To celebrate Men’s Health, FACTS is publishing research reviews and interviews throughout the month of June to raise awareness about the importance of addressing male fertility. This week’s review discusses the often-neglected and essential role of men in family planning. Dr. Nicholas Burstein summarized the 2017 article published in Malaysian Family Physician titled, “The roles of men in family planning – a study of married men at the UKM primary care clinic.”
Throughout the month of June, FACTS is highlighting the importance of male health, fertility, and involvement in fertility awareness. This interview with a couple was conducted by Stephanie Nguyen while on the FACTS fertility awareness online elective. This resourceful couple has benefited from a variety of fertility awareness-based methods (FABMs) through their adaptability, openness to learning, and their desire to make decisions together.
FACTS will post throughout the month of June on issues of men’s health and the importance of male fertility. Our series begins with a review of research by fourth-year medical student, Victoria Anderson, published in JAMA in 2020 by Schisterman et al titled, “Effect of Folic Acid and Zinc Supplementation in Men on Semen Quality and Live Birth Among Couples Undergoing Infertility Treatment: A Randomized Clinical Trial.”

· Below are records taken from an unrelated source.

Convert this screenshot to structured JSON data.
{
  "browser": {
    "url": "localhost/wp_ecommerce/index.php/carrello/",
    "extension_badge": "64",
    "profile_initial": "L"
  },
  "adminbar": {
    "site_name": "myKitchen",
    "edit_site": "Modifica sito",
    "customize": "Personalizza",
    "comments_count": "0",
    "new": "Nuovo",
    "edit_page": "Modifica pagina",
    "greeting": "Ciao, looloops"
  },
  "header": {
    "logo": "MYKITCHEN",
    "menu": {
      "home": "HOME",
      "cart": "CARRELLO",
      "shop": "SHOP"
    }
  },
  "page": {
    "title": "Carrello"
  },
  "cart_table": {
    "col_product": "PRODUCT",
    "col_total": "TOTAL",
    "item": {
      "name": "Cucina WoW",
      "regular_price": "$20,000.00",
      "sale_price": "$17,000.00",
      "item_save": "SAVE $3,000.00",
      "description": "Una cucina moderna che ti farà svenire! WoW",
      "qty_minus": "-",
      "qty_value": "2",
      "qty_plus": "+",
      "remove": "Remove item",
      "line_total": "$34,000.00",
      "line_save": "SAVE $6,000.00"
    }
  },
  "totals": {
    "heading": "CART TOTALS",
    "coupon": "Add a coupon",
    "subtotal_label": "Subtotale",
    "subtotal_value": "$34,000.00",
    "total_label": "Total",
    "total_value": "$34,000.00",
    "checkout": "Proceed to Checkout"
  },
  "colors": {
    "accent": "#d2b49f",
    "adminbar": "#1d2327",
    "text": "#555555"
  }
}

The FACTS Advisory Council consists of a talented and diverse group of individuals whose guidance and support are crucial to the success of our organization. This month, we feature Allison Macbeth, the newest member of the FACTS Advisory Council. Trained in the Justisse Method, she wants to break the taboos that surround topics such as periods and menstrual health and bring these conversations out into the open.
A short luteal phase has significant implications for a woman’s fertility and is associated with early pregnancy loss and infertility. In this week’s post, Dr. Shum Sin reviews a 2018 research article by Abdulla et al titled, “Hormonal predictors of abnormal luteal phases in normal cycling women.” The study sheds light on the importance of normal follicular development, ovarian follicle size, and a healthy hormonal milieu to support a normal luteal phase.